WHAT TO DO: A line qualifies if it holds the string "도로교통법". Copy every qualifying line from the records.

[Entries from a dataset of interfaces]

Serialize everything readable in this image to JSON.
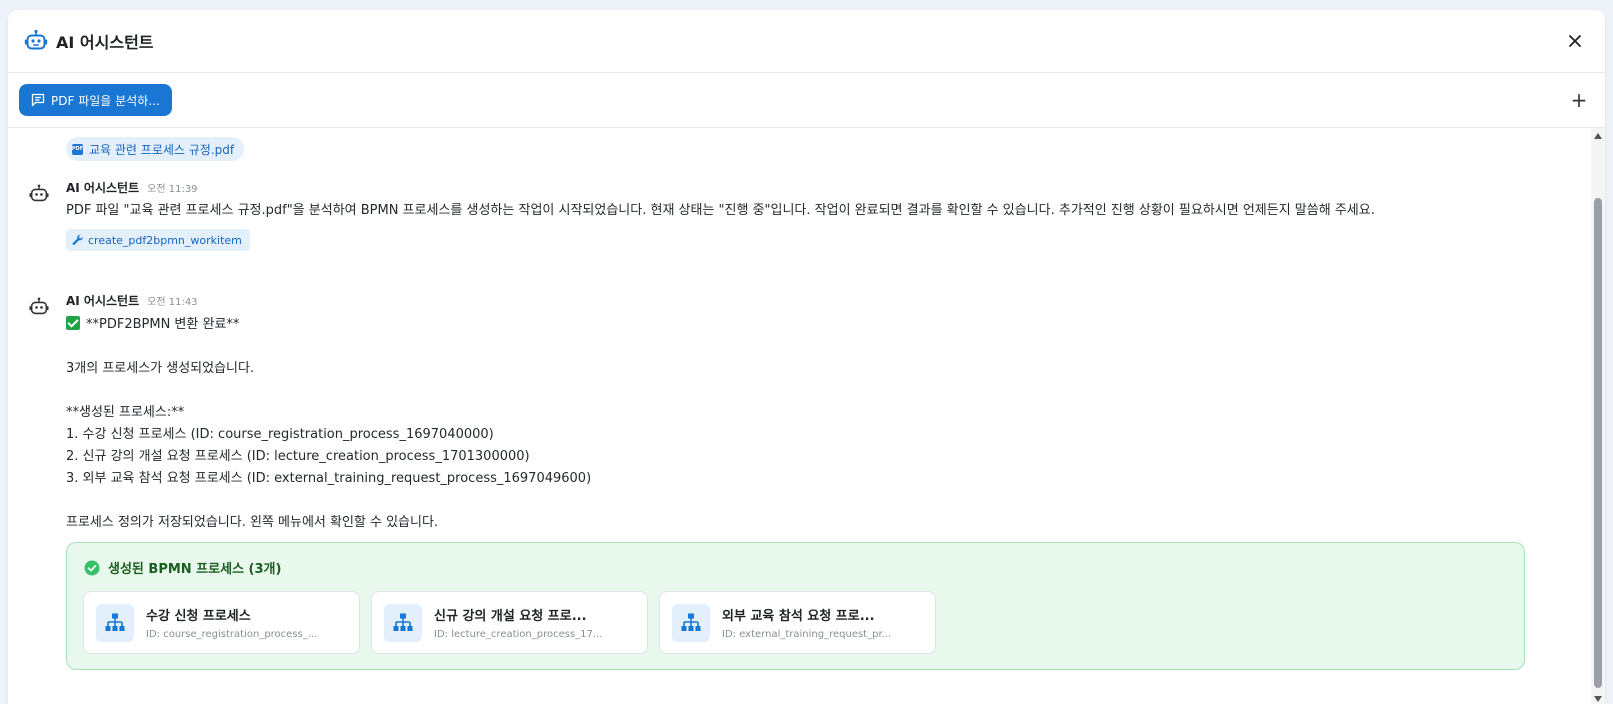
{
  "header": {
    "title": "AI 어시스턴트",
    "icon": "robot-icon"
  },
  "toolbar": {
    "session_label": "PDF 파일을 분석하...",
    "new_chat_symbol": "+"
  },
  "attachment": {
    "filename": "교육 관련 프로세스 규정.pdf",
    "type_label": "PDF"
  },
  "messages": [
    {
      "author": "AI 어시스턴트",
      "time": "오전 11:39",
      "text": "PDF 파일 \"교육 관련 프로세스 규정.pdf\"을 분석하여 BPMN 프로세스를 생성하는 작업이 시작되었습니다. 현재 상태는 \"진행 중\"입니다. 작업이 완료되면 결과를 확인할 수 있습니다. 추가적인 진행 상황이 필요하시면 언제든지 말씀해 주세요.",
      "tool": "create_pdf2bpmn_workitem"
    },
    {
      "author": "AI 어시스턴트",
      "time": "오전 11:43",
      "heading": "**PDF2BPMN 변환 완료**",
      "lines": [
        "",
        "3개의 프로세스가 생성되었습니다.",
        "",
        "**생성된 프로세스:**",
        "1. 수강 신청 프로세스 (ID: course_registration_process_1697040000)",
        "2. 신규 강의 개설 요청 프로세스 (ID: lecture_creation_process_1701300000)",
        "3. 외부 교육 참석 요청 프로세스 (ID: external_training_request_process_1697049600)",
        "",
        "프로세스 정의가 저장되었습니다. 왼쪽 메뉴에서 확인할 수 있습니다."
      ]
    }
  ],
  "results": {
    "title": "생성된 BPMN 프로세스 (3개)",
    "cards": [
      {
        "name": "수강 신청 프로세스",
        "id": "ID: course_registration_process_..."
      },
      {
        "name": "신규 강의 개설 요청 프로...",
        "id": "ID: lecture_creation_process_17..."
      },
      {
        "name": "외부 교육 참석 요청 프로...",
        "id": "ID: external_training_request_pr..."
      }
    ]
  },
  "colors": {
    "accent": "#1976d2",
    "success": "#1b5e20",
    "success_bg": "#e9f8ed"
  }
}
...
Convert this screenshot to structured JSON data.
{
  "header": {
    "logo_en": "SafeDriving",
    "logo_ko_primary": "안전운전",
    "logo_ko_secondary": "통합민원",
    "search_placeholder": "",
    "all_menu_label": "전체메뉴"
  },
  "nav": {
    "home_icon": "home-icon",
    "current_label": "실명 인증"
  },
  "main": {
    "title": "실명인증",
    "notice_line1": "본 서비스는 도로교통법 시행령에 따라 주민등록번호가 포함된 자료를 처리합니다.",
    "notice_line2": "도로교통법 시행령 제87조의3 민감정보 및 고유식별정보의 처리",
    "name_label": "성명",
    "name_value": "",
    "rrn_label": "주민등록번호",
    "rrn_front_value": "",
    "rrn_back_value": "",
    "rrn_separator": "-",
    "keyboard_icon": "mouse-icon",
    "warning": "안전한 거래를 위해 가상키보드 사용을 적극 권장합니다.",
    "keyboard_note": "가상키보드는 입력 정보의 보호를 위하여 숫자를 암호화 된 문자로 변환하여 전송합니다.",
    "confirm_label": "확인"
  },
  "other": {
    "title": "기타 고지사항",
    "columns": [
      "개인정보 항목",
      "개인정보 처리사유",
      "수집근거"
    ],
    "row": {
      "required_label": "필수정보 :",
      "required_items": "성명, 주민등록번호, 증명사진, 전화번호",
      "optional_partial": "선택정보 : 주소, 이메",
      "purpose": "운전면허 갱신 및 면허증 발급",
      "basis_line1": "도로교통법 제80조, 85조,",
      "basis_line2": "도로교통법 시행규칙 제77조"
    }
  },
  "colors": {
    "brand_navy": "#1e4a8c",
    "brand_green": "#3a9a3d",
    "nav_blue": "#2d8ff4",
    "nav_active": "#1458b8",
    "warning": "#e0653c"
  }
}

OUTPUT OF THE EXERCISE:
    "notice_line1": "본 서비스는 도로교통법 시행령에 따라 주민등록번호가 포함된 자료를 처리합니다.",
    "notice_line2": "도로교통법 시행령 제87조의3 민감정보 및 고유식별정보의 처리",
      "basis_line1": "도로교통법 제80조, 85조,",
      "basis_line2": "도로교통법 시행규칙 제77조"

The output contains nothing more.